The expected answer is all of the entries, written out exactly.

┌─ PROVIDED DATA

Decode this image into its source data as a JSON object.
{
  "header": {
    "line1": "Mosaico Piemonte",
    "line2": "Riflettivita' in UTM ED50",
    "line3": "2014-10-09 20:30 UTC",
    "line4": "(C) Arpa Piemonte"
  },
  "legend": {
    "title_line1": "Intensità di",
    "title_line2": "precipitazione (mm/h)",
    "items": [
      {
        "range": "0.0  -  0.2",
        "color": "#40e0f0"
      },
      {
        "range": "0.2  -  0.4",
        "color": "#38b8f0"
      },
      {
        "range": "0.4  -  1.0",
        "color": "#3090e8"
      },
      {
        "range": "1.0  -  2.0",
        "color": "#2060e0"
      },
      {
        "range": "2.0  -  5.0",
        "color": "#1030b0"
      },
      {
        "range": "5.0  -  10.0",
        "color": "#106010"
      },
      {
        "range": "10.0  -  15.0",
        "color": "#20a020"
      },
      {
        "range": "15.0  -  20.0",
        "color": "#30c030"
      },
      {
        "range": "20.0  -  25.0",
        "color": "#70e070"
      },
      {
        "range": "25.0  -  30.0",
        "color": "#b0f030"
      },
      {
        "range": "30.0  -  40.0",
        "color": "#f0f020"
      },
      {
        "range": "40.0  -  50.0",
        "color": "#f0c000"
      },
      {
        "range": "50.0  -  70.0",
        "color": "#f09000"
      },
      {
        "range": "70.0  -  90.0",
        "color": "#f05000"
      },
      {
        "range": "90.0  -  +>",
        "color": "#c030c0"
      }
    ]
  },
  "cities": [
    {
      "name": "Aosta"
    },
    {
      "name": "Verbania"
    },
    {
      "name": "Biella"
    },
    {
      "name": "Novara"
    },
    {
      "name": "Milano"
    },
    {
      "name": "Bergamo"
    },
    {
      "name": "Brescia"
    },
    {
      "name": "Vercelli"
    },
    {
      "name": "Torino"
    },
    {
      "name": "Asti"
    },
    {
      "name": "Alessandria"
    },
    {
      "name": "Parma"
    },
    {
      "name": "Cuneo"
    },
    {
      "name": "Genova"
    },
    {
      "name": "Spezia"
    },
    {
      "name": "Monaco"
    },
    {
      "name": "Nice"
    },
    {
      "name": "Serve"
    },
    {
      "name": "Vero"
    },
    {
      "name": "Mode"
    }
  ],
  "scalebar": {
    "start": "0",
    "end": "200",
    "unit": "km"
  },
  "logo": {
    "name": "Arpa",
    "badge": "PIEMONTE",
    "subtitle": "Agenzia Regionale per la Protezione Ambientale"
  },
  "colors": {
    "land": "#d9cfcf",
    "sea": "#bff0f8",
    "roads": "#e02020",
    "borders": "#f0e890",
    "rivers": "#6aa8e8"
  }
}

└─

__ANSWER FOR THE TASK__
Decode this image into its source data as a JSON object.
{
  "header": {
    "line1": "Mosaico Piemonte",
    "line2": "Riflettivita' in UTM ED50",
    "line3": "2014-10-09 20:30 UTC",
    "line4": "(C) Arpa Piemonte"
  },
  "legend": {
    "title_line1": "Intensità di",
    "title_line2": "precipitazione (mm/h)",
    "items": [
      {
        "range": "0.0  -  0.2",
        "color": "#40e0f0"
      },
      {
        "range": "0.2  -  0.4",
        "color": "#38b8f0"
      },
      {
        "range": "0.4  -  1.0",
        "color": "#3090e8"
      },
      {
        "range": "1.0  -  2.0",
        "color": "#2060e0"
      },
      {
        "range": "2.0  -  5.0",
        "color": "#1030b0"
      },
      {
        "range": "5.0  -  10.0",
        "color": "#106010"
      },
      {
        "range": "10.0  -  15.0",
        "color": "#20a020"
      },
      {
        "range": "15.0  -  20.0",
        "color": "#30c030"
      },
      {
        "range": "20.0  -  25.0",
        "color": "#70e070"
      },
      {
        "range": "25.0  -  30.0",
        "color": "#b0f030"
      },
      {
        "range": "30.0  -  40.0",
        "color": "#f0f020"
      },
      {
        "range": "40.0  -  50.0",
        "color": "#f0c000"
      },
      {
        "range": "50.0  -  70.0",
        "color": "#f09000"
      },
      {
        "range": "70.0  -  90.0",
        "color": "#f05000"
      },
      {
        "range": "90.0  -  +>",
        "color": "#c030c0"
      }
    ]
  },
  "cities": [
    {
      "name": "Aosta"
    },
    {
      "name": "Verbania"
    },
    {
      "name": "Biella"
    },
    {
      "name": "Novara"
    },
    {
      "name": "Milano"
    },
    {
      "name": "Bergamo"
    },
    {
      "name": "Brescia"
    },
    {
      "name": "Vercelli"
    },
    {
      "name": "Torino"
    },
    {
      "name": "Asti"
    },
    {
      "name": "Alessandria"
    },
    {
      "name": "Parma"
    },
    {
      "name": "Cuneo"
    },
    {
      "name": "Genova"
    },
    {
      "name": "Spezia"
    },
    {
      "name": "Monaco"
    },
    {
      "name": "Nice"
    },
    {
      "name": "Serve"
    },
    {
      "name": "Vero"
    },
    {
      "name": "Mode"
    }
  ],
  "scalebar": {
    "start": "0",
    "end": "200",
    "unit": "km"
  },
  "logo": {
    "name": "Arpa",
    "badge": "PIEMONTE",
    "subtitle": "Agenzia Regionale per la Protezione Ambientale"
  },
  "colors": {
    "land": "#d9cfcf",
    "sea": "#bff0f8",
    "roads": "#e02020",
    "borders": "#f0e890",
    "rivers": "#6aa8e8"
  }
}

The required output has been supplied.